It can also compress arbitrary data files. Such files can be transparently decompressed by DIET's TSR utility.
Both types of files can be decompressed using the
Researchers should note that DIET's behavior depends on the cluster size of the relevant filesystem. Use the
-B option to turn off this feature, or else DIET will probably decide not to compress most of your files.
EXE files usually have ASCII "
diet" at offset 28.
The newer versions of DIET (e.g., v1.45f) detect compressed files by searching for the byte sequence
0x9d 0x89, and ASCII "
dlz", in the first 126 bytes of the file. Both must appear, in that order. This works for most DIET-compressed formats, but not for all of the older ones.
v1.44-1.45f: For an EXE file, the sequences are at offsets 18 (the checksum field -- refer to MS-DOS EXE#Header structure) and 108. For a COM file, the offsets are 10 and 65. For a data file, the offsets are 4 and 6.
v1.20: For an EXE file, the offsets are 18 and 87. For a data file, the offsets are 0 and 2.
A possible signature for v1.20 (and v1.00) COM files is

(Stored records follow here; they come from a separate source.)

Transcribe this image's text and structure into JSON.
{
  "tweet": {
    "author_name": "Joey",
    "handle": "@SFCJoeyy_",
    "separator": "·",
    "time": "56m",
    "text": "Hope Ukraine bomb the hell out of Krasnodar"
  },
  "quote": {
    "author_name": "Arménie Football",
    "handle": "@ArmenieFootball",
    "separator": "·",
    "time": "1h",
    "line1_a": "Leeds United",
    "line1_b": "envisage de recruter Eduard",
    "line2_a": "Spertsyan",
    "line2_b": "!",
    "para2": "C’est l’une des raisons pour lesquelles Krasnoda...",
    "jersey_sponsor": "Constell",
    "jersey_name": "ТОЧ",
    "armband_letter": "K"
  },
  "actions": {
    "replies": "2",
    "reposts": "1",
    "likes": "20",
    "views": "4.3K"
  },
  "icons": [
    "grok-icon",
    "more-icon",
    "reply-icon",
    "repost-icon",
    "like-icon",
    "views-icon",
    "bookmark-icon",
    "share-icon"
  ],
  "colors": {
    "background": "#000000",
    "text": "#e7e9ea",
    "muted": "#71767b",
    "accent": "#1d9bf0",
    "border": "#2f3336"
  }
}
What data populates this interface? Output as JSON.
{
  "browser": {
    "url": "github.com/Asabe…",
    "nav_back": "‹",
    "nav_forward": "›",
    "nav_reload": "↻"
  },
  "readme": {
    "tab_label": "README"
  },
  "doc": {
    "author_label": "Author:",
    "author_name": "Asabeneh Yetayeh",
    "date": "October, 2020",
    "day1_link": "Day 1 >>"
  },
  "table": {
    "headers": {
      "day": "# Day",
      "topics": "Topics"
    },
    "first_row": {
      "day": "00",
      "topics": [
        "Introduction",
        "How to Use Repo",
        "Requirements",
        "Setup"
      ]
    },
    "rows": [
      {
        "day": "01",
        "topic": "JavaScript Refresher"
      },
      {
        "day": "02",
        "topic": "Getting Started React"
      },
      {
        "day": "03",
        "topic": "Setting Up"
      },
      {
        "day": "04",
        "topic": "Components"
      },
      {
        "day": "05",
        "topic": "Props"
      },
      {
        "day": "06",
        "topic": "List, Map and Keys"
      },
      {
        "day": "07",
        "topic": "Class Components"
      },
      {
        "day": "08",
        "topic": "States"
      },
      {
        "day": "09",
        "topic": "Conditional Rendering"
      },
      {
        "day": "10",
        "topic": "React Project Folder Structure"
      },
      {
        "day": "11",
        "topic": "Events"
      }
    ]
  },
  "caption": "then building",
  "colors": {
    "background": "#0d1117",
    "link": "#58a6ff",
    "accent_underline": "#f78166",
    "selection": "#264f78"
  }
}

fd f3 a5 fc 8b f7 bf 00 01 ad ad 8b e8 b2 10 e9 at offset 17.